[82 S.Ct. 790] In support of its jurisdiction, the District Court relied upon the Declaratory Judgments Act and the Administrative Procedure Act. 187 F.Supp. at 685. The Declaratory Judgments Act, 48 Stat. 955, as amended, 28 U.S.C. § 2201, provides:
In a case of actual controversy within its jurisdiction, except with respect to Federal taxes, any court of the United States, upon the filing of an appropriate pleading, may declare the rights and other legal relations of any interested party seeking such declaration, whether or not further relief is or could be sought. Any such declaration shall have the force and effect of a final judgment or decree and shall be reviewable as such.
Section 10 of the Administrative Procedure Act provides:
Except so far as (1) statutes preclude judicial review or (2) agency action is by law committed to agency discretion --
(a) RIGHT OF REVIEW. -- Any person suffering legal wrong because of any agency action, or adversely affected or aggrieved by such action within the meaning of any relevant statute, shall be entitled to judicial review thereof.
(b) FORM AND VENUE OF ACTION. -- The form of proceeding for judicial review shall be any special statutory review proceeding relevant to the subject matter in any court specified by statute or, in the
absence or inadequacy thereof, any applicable form of legal action (including actions for declaratory judgments or writs of prohibitory or mandatory injunction or habeas corpus) in any court of competent jurisdiction. Agency action shall be subject to judicial review in civil or criminal proceedings for judicial enforcement except to the extent that prior, adequate, and exclusive opportunity for such review is provided by law.
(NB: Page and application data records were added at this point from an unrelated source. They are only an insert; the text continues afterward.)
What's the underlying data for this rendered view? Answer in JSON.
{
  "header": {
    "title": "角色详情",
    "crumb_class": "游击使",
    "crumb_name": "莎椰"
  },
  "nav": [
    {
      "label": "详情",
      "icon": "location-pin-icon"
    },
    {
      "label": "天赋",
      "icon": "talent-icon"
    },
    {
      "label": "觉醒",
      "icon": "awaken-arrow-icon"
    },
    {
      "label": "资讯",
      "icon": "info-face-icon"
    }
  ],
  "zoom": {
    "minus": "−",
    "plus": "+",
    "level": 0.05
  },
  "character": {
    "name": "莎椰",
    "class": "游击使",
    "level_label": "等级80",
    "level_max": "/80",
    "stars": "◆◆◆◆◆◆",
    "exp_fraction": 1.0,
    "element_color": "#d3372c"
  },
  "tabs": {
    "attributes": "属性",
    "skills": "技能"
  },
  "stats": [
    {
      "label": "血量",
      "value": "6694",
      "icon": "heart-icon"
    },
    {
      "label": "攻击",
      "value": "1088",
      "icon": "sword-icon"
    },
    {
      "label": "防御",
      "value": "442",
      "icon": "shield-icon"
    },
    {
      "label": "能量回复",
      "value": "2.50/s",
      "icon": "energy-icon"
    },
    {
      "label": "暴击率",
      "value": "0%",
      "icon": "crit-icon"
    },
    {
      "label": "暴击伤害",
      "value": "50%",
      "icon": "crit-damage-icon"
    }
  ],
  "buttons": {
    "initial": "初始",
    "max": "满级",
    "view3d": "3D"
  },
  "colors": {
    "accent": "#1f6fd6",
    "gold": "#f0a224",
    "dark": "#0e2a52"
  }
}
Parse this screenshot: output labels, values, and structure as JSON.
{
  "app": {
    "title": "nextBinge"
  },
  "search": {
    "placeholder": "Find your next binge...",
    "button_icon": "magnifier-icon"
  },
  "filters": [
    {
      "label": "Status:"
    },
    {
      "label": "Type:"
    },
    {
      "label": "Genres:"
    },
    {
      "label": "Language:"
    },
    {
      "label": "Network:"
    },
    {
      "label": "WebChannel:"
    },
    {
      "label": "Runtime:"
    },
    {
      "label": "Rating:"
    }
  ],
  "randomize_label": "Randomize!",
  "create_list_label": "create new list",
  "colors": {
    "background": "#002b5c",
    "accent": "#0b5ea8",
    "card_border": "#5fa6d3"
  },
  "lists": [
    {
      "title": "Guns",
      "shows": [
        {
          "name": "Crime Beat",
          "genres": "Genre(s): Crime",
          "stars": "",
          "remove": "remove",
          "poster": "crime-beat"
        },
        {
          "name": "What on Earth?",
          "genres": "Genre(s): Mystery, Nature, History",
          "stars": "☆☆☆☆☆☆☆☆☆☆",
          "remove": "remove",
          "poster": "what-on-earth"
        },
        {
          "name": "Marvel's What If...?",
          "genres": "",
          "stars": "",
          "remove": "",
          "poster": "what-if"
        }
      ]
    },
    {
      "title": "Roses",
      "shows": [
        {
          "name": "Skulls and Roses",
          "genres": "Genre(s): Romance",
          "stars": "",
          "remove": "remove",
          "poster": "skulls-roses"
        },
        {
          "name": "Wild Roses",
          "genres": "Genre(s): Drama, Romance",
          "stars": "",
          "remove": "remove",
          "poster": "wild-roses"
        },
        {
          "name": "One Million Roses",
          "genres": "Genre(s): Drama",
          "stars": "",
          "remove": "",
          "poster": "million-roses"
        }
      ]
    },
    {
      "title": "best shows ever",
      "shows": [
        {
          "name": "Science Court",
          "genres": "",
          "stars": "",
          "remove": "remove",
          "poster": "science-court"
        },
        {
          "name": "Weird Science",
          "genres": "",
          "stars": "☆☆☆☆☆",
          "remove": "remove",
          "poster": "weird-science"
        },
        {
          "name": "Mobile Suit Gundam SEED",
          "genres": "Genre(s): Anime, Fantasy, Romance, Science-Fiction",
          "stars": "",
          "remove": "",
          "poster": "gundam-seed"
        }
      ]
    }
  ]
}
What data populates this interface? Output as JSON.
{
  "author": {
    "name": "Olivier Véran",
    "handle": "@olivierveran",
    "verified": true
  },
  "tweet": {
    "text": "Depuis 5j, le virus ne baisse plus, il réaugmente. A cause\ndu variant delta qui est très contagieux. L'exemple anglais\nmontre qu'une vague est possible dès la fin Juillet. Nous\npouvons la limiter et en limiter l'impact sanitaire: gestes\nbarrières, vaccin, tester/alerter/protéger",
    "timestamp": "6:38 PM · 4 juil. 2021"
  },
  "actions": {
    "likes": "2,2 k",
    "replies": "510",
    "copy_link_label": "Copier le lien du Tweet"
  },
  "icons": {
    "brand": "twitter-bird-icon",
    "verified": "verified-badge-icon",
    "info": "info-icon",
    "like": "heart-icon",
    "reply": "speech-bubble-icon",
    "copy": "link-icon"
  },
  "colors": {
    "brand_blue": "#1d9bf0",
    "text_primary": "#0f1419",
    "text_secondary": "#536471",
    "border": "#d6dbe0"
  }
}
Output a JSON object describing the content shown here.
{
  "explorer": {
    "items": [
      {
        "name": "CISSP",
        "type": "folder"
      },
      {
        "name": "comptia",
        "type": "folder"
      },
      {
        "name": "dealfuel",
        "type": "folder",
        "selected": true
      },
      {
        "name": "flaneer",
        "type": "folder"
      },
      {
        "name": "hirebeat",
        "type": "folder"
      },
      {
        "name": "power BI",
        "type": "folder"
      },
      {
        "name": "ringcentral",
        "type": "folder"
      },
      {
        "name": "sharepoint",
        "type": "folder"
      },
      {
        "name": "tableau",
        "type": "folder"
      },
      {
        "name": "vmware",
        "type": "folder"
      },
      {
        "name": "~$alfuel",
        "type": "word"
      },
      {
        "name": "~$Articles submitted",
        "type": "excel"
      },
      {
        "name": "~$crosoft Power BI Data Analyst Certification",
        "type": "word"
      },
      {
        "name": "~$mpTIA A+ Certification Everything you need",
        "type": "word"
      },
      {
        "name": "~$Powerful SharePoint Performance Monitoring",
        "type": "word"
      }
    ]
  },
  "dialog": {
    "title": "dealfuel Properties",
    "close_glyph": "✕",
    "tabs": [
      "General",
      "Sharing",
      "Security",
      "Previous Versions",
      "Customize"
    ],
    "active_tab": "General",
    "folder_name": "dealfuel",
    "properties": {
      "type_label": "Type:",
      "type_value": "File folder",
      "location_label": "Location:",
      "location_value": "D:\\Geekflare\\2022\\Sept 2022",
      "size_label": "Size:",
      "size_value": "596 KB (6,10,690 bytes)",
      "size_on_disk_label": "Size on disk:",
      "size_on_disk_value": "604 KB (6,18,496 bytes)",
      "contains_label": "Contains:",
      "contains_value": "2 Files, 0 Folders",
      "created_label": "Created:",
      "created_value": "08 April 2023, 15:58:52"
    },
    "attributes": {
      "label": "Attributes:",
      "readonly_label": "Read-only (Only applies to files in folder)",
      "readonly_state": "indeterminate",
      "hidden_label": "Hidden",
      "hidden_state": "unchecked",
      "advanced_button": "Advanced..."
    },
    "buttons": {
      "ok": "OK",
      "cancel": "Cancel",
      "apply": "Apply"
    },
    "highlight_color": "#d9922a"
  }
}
60 Stat. 243, 5 U.S.C. § 1009.
Section 12 of the Administrative Procedure Act provides in part:
No subsequent legislation shall be held to supersede or modify the provisions of this Act except to the extent that such legislation shall do so expressly.
60 Stat. 244, 5 U.S.C. § 1011.
On their face, the provisions of these statutes appear clearly to permit an action such as was brought here to review the final administrative determination of the Secretary of State. This view is confirmed by our decisions establishing that an action for a declaratory judgment is available as a remedy to secure a determination of citizenship -- decisions rendered both before and after the enactment of the Administrative Procedure Act. Perkins v. Elg, 307 U.S. 325; McGrath v. Kristensen, 340 U.S. 162. Moreover, the fact that the plaintiff is not within the United States has never been thought to bar an action for a declaratory judgment of this nature. Stewart v. Dulles, 101 U.S.App.D.C. 280, 248 F.2d 602; Bauer v. Acheson, 106 F.Supp. 445; see Flemming v. Nestor, 363 U.S. 603.
It is the appellant's position, however, that, despite these broad provisions of the Declaratory Judgments Act and the Administrative Procedure Act, Cort could not litigate his claim to citizenship in an action such as the
one he brought in the [82 S.Ct. 791] District Court, but is confined instead to the procedures set out in subsections (b) and (c) of § 360 of the Immigration and Nationality Act of 1952. Section 360 establishes procedures for determining claims to American citizenship by those within and without the country. Subsection (a) covers claimants "within the United States," and authorizes an action for a declaratory judgment against the head of the agency denying the claimant a...
To continue readingFREE SIGN UP